Want to know more about the Guest Experience in your church?

  • Learn why the Guest Experience matters here
  • Contact me here
  • Read up a little here

The 1st Discipline of Guest Experiences: Strategy

Organizations that want to produce a high-quality Guest experience need to perform a set of sound, standard practices. Harley Manning and Kerry Bodine, in their book Outside In, have developed six high-level disciplines which can be translated into Guest experiences: strategy, Guest understanding, design, measurement, governance, and culture.

An overview of all six Disciplines can be found here. These disciplines represent the areas where organizations that are consistently great at Guest experiences excel.

If you want to deliver a great Guest Experience, these disciplines are where you need to focus, too.

Strategy

This is your game plan. It’s a set of practices for crafting a Guest experience strategy, aligning it with the organization’s overall attributes and brand attributes, and then sharing that strategy with team members to guide decision-making and prioritization across the organization.
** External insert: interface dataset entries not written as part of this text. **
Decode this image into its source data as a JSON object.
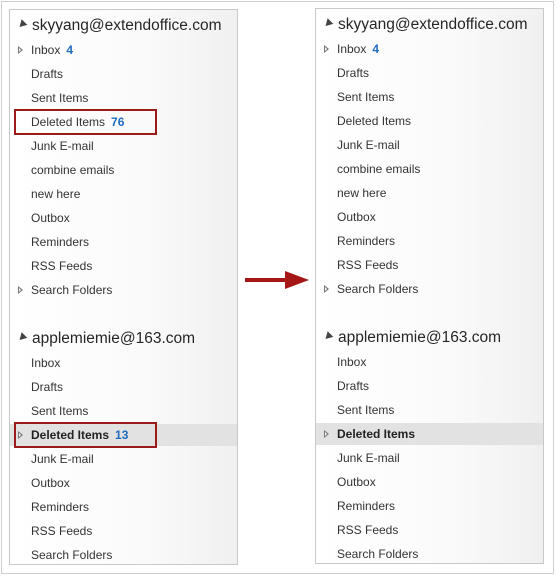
{
  "colors": {
    "count_blue": "#1f6bbf",
    "highlight_red": "#9b1b1b",
    "arrow_red": "#a51616"
  },
  "left": {
    "account1": {
      "name": "skyyang@extendoffice.com",
      "items": [
        {
          "label": "Inbox",
          "count": "4",
          "expandable": true
        },
        {
          "label": "Drafts",
          "count": ""
        },
        {
          "label": "Sent Items",
          "count": ""
        },
        {
          "label": "Deleted Items",
          "count": "76",
          "highlighted": true
        },
        {
          "label": "Junk E-mail",
          "count": ""
        },
        {
          "label": "combine emails",
          "count": ""
        },
        {
          "label": "new here",
          "count": ""
        },
        {
          "label": "Outbox",
          "count": ""
        },
        {
          "label": "Reminders",
          "count": ""
        },
        {
          "label": "RSS Feeds",
          "count": ""
        },
        {
          "label": "Search Folders",
          "count": "",
          "expandable": true
        }
      ]
    },
    "account2": {
      "name": "applemiemie@163.com",
      "items": [
        {
          "label": "Inbox",
          "count": ""
        },
        {
          "label": "Drafts",
          "count": ""
        },
        {
          "label": "Sent Items",
          "count": ""
        },
        {
          "label": "Deleted Items",
          "count": "13",
          "expandable": true,
          "selected": true,
          "bold": true,
          "highlighted": true
        },
        {
          "label": "Junk E-mail",
          "count": ""
        },
        {
          "label": "Outbox",
          "count": ""
        },
        {
          "label": "Reminders",
          "count": ""
        },
        {
          "label": "RSS Feeds",
          "count": ""
        },
        {
          "label": "Search Folders",
          "count": ""
        }
      ]
    }
  },
  "right": {
    "account1": {
      "name": "skyyang@extendoffice.com",
      "items": [
        {
          "label": "Inbox",
          "count": "4",
          "expandable": true
        },
        {
          "label": "Drafts",
          "count": ""
        },
        {
          "label": "Sent Items",
          "count": ""
        },
        {
          "label": "Deleted Items",
          "count": ""
        },
        {
          "label": "Junk E-mail",
          "count": ""
        },
        {
          "label": "combine emails",
          "count": ""
        },
        {
          "label": "new here",
          "count": ""
        },
        {
          "label": "Outbox",
          "count": ""
        },
        {
          "label": "Reminders",
          "count": ""
        },
        {
          "label": "RSS Feeds",
          "count": ""
        },
        {
          "label": "Search Folders",
          "count": "",
          "expandable": true
        }
      ]
    },
    "account2": {
      "name": "applemiemie@163.com",
      "items": [
        {
          "label": "Inbox",
          "count": ""
        },
        {
          "label": "Drafts",
          "count": ""
        },
        {
          "label": "Sent Items",
          "count": ""
        },
        {
          "label": "Deleted Items",
          "count": "",
          "expandable": true,
          "selected": true,
          "bold": true
        },
        {
          "label": "Junk E-mail",
          "count": ""
        },
        {
          "label": "Outbox",
          "count": ""
        },
        {
          "label": "Reminders",
          "count": ""
        },
        {
          "label": "RSS Feeds",
          "count": ""
        },
        {
          "label": "Search Folders",
          "count": ""
        }
      ]
    }
  }
}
The strategy discipline is critical because it provides the blueprint for the experience you design, deliver, manage, and measure.

Strategy Practices

  • Define a guest experience strategy that describes the intended Guest experience.
  • Align the strategy with overall organization strategy.
  • Align the strategy with the organization’s brand strategy.
  • Share the strategy with all team members (distribute documentation, conduct training sessions, review and evaluate practices).

Great Guest experiences don’t happen by accident. They’re the result of countless deliberate decisions made by every single person in your Guest Experience teams on a daily basis. To align those decisions, team members and partners need a shared vision: a Guest Experience strategy.

Without that vision, team members are forced to set out on a random journey, and their decisions and actions will inevitably be at odds with each other despite all the best intentions.

You have a choice.

You can continue to let your team members wonder what they should do to improve the Guest Experience and flounder as they try to coordinate their own activities with those of other teams.

But the better path is to guide them toward a common vision and facilitate concerted efforts by crafting a Guest Experience strategy that clearly defines the intended experience.

Application to ChurchWorld

  1. Your Guest Experience must support your overall organizational strategy
  2. Your Guest Experience must align with your brand
  3. Your Guest Experience must be specific, clear, and memorable

Tomorrow: How to differentiate your Guest Experience in the minds of those you are trying to reach and impact.

Want to know more about the Guest Experience in your church?

  • Learn why the Guest Experience matters here
  • Contact me here
  • Read up a little here